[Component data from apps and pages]
•••••
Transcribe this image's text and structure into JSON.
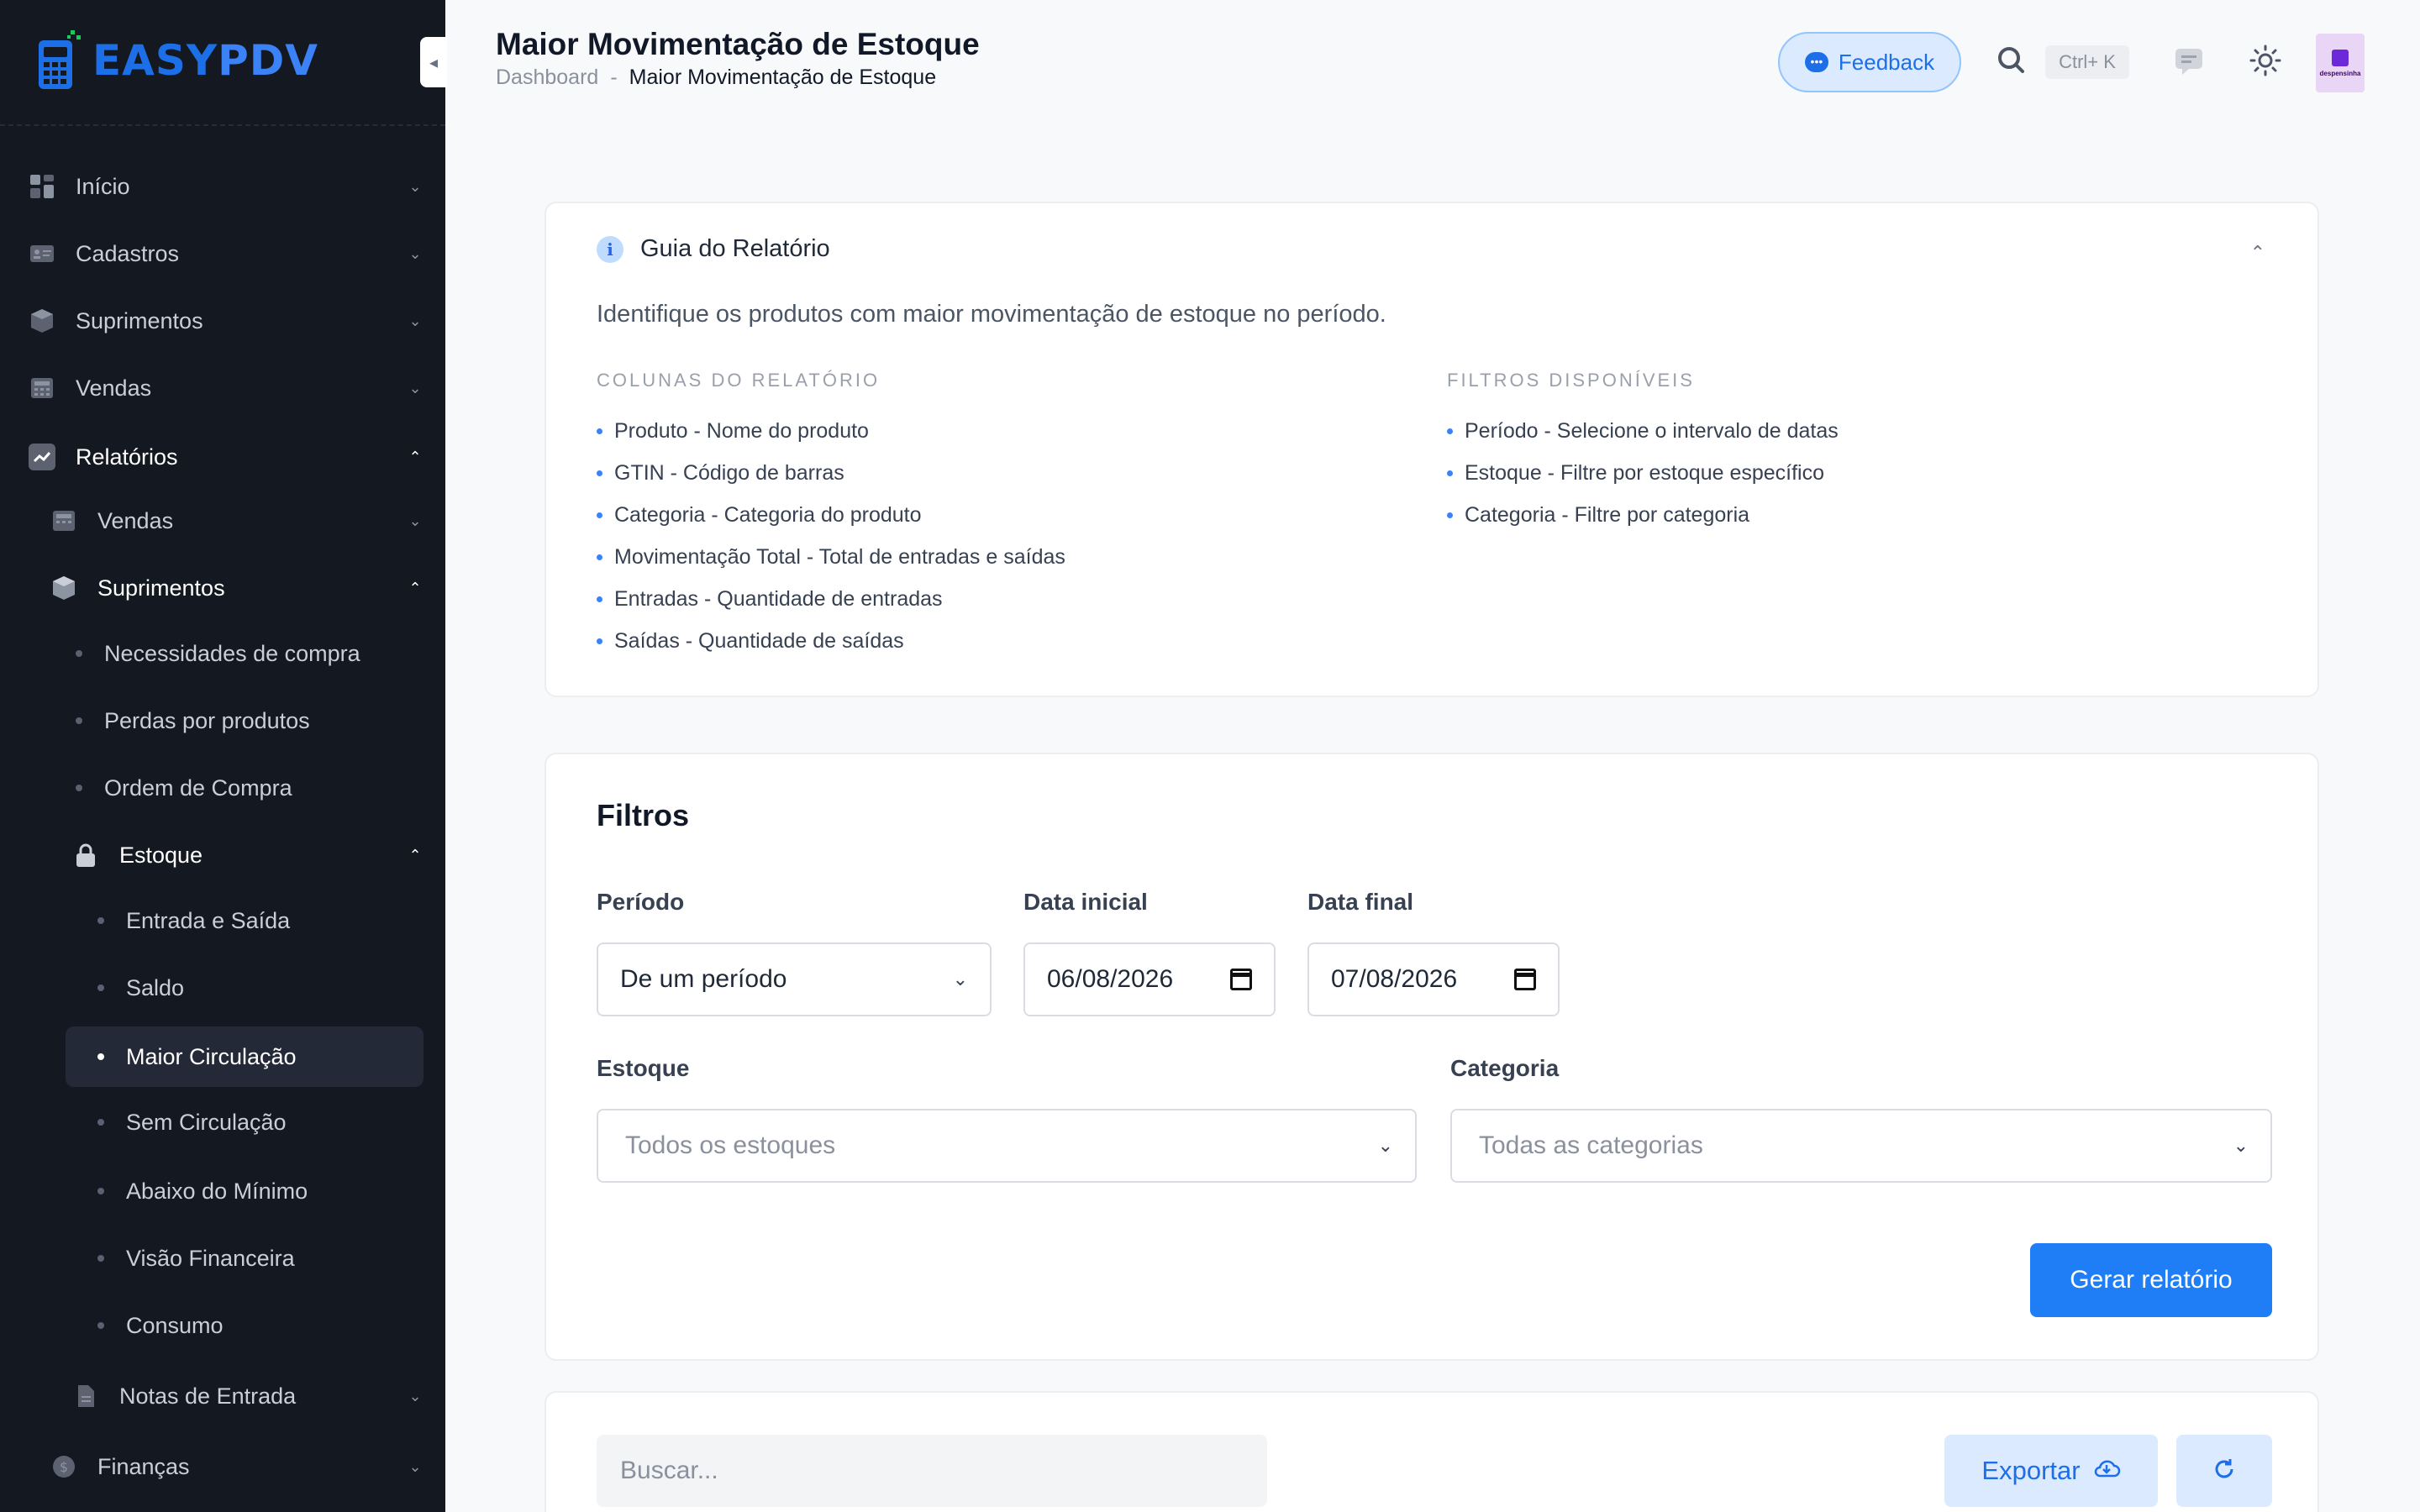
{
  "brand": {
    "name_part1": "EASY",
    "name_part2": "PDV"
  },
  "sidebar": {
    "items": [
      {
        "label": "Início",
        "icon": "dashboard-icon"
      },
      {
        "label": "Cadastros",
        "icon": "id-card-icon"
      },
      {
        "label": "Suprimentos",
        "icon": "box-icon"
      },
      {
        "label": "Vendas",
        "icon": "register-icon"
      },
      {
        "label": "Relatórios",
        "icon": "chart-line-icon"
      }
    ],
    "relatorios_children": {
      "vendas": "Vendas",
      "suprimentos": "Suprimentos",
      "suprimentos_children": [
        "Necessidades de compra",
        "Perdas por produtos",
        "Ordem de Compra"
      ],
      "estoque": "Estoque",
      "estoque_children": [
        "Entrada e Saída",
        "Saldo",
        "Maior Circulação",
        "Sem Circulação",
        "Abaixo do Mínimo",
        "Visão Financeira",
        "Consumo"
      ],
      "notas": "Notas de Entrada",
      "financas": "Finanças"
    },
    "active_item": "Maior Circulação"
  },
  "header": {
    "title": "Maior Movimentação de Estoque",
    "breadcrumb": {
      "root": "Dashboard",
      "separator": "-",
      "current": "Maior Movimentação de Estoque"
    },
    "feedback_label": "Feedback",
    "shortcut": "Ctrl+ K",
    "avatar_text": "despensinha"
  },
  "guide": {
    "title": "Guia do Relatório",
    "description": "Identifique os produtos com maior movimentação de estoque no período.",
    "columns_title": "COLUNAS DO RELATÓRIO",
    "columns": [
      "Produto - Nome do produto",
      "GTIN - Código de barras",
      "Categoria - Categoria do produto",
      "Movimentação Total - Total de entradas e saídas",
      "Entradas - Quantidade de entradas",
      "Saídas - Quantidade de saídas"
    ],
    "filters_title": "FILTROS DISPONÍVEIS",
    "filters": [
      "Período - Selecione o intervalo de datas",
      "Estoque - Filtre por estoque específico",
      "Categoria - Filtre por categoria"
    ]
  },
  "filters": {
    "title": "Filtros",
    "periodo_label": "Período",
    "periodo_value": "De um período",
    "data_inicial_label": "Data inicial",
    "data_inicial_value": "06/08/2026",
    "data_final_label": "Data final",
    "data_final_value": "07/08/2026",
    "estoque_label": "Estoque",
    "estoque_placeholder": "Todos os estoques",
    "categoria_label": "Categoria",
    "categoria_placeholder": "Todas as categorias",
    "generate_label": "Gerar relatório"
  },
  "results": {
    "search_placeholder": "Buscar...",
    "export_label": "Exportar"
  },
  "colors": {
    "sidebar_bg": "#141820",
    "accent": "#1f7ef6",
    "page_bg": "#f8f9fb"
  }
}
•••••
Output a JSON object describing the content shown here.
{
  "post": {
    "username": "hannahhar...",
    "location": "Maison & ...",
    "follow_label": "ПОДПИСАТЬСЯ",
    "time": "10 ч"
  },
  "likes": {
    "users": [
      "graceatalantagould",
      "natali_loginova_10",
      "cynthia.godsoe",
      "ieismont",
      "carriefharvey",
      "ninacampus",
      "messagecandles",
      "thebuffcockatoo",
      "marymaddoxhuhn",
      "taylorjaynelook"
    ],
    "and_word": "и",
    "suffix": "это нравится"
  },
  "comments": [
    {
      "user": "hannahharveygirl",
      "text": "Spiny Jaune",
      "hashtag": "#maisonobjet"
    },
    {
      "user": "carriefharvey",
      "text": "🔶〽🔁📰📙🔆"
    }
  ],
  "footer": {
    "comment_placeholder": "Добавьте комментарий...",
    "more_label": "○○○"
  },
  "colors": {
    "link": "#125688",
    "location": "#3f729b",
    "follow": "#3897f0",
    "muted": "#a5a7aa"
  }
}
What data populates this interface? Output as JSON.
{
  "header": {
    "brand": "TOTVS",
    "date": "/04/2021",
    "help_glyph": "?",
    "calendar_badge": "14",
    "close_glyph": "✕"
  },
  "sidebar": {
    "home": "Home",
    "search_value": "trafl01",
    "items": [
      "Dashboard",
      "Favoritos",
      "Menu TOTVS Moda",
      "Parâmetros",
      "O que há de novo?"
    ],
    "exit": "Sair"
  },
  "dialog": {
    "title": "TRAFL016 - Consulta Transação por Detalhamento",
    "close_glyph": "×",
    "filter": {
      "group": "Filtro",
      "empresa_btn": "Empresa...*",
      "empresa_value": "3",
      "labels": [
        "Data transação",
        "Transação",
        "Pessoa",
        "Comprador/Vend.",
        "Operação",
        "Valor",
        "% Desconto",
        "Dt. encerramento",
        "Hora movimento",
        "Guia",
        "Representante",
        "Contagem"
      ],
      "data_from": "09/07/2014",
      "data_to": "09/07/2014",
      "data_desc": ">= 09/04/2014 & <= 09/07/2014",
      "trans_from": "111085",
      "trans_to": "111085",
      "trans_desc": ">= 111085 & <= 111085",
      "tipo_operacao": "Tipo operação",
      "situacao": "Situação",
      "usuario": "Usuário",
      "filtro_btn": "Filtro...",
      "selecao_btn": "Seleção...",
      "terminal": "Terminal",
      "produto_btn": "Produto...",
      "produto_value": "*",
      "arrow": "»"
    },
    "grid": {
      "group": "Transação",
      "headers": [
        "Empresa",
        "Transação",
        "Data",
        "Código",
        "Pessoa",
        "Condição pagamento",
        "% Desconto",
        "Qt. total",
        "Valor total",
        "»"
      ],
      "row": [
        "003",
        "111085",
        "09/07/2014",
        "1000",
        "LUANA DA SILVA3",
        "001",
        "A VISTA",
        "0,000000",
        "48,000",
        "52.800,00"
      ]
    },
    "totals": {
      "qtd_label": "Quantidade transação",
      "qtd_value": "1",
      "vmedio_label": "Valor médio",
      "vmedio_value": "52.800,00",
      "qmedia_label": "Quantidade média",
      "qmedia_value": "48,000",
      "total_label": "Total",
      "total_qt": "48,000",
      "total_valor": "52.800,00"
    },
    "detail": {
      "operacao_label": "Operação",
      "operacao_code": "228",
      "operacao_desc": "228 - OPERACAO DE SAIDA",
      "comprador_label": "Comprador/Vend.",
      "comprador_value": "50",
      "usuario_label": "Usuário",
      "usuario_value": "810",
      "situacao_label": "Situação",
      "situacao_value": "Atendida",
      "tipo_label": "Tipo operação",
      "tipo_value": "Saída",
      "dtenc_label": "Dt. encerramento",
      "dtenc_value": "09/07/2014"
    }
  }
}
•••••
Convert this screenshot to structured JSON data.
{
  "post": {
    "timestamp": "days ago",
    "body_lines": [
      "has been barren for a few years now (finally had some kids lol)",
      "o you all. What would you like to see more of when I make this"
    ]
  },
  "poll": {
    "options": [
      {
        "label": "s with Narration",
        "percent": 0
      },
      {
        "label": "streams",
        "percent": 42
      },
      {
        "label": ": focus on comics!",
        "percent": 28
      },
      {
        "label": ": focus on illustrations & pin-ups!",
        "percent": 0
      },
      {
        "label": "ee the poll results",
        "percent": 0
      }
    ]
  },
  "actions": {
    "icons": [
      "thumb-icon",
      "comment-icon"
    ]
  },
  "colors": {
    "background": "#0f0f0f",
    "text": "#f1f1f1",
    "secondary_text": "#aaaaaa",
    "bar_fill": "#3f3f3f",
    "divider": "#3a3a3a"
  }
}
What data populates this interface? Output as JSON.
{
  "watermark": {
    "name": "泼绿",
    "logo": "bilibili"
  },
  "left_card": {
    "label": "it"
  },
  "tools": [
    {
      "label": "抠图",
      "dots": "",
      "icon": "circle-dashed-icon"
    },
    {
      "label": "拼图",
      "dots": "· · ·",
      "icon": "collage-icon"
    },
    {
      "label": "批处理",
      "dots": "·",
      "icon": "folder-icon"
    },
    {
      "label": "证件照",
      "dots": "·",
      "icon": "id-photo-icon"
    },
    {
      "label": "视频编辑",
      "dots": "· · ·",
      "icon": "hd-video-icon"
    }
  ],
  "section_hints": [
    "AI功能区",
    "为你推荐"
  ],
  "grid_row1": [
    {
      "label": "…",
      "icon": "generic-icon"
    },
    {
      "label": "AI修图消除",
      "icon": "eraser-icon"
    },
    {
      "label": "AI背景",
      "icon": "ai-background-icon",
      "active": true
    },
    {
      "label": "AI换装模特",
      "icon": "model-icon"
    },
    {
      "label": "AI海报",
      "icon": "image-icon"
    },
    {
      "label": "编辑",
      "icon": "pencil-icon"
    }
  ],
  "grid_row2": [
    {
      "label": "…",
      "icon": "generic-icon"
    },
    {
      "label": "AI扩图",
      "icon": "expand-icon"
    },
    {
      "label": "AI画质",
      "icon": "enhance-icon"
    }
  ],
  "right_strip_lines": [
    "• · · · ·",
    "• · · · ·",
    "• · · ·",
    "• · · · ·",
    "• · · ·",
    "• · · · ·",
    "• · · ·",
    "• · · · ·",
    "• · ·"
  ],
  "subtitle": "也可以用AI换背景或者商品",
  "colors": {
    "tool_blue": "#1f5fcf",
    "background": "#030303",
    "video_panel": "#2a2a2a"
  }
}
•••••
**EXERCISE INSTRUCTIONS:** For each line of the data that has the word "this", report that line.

**ANSWER TO THE PROBLEM:**
Transcribe this image's text and structure into JSON.
What data populates this interface? Output as JSON.
Convert this screenshot to structured JSON data.
      "o you all. What would you like to see more of when I make this"
What data populates this interface? Output as JSON.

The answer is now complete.